**Instructions to follow**
Among the lines below, count those with "Mode". Give only the number.

Website and app data records:
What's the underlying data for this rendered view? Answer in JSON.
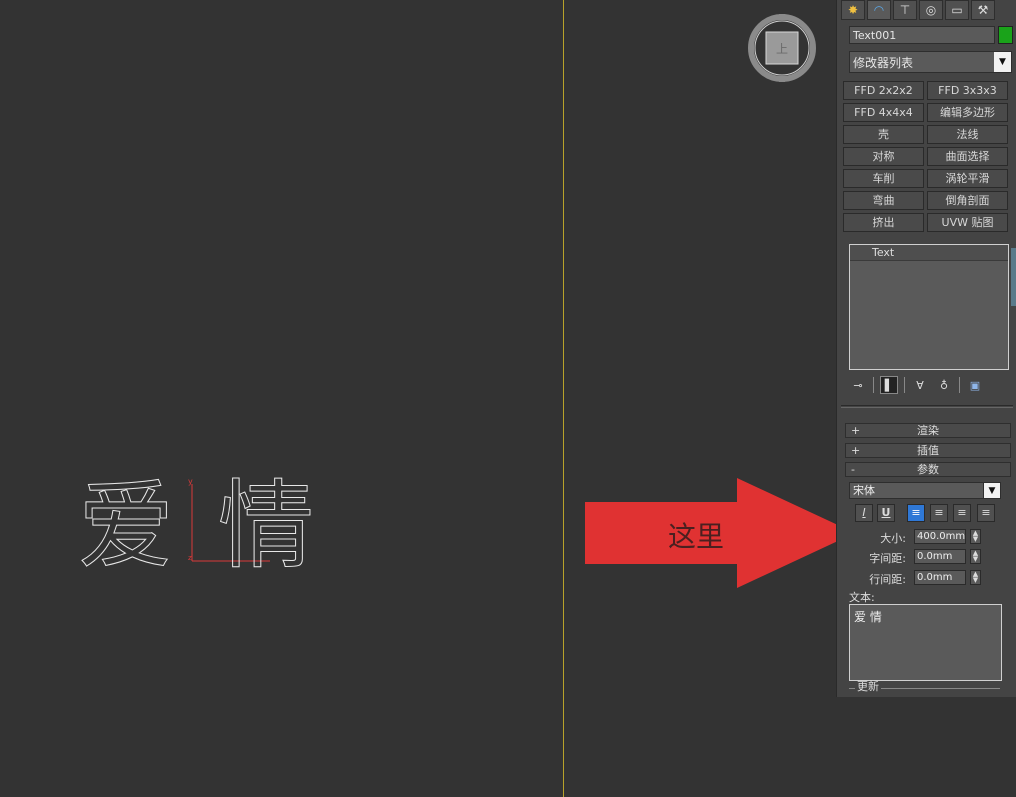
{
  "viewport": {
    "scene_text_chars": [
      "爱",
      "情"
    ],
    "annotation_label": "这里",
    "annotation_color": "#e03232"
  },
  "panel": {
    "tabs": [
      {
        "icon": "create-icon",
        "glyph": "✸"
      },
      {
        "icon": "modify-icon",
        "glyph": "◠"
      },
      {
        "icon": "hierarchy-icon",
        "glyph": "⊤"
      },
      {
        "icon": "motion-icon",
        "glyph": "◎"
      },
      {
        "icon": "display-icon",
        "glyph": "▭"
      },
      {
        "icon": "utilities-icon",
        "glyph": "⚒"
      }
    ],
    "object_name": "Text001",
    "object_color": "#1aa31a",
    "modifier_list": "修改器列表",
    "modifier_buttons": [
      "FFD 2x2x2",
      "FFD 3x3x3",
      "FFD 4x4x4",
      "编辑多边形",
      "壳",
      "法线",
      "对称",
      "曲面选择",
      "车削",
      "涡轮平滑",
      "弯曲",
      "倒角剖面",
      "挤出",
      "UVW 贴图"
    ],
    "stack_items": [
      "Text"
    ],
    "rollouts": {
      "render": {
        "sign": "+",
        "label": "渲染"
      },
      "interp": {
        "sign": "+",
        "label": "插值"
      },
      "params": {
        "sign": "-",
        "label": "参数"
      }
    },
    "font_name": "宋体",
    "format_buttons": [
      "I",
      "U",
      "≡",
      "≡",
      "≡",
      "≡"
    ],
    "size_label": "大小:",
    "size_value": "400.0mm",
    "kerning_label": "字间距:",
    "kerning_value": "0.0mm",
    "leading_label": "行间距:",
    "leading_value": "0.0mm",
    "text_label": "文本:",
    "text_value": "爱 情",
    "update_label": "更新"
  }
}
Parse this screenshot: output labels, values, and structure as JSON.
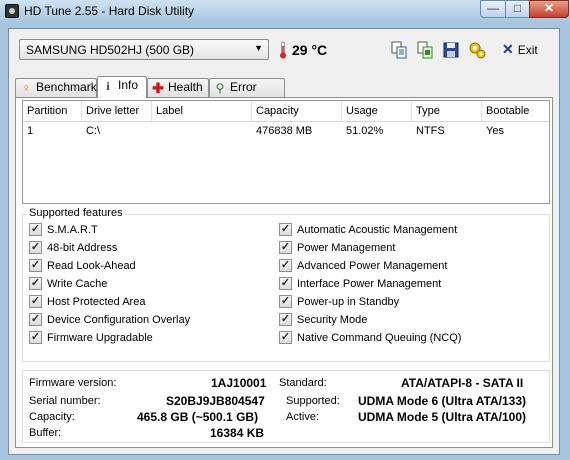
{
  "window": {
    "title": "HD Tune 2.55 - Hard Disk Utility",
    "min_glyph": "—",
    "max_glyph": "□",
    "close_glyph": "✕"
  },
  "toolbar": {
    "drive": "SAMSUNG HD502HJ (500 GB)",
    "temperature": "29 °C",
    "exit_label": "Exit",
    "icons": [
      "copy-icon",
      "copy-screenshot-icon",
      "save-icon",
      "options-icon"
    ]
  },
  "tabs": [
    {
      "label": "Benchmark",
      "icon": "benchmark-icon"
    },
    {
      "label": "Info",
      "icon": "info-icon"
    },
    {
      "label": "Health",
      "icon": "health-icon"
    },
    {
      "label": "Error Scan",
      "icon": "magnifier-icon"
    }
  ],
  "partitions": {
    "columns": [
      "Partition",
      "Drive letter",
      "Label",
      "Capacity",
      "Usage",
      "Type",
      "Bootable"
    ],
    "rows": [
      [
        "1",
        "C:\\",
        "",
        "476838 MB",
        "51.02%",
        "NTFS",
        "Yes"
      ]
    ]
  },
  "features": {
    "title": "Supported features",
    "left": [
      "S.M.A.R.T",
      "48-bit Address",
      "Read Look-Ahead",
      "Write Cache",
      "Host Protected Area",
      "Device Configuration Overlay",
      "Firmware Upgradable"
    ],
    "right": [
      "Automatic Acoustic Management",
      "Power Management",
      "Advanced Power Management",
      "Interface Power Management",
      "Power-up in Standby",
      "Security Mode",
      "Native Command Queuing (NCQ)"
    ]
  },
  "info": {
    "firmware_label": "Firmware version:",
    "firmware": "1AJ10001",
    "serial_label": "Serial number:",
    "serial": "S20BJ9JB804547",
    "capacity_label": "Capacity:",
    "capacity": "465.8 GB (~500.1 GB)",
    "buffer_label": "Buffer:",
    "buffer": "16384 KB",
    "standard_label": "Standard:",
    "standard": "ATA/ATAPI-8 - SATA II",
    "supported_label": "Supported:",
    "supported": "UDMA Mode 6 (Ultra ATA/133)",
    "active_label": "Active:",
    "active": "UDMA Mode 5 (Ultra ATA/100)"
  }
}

**Task output**
3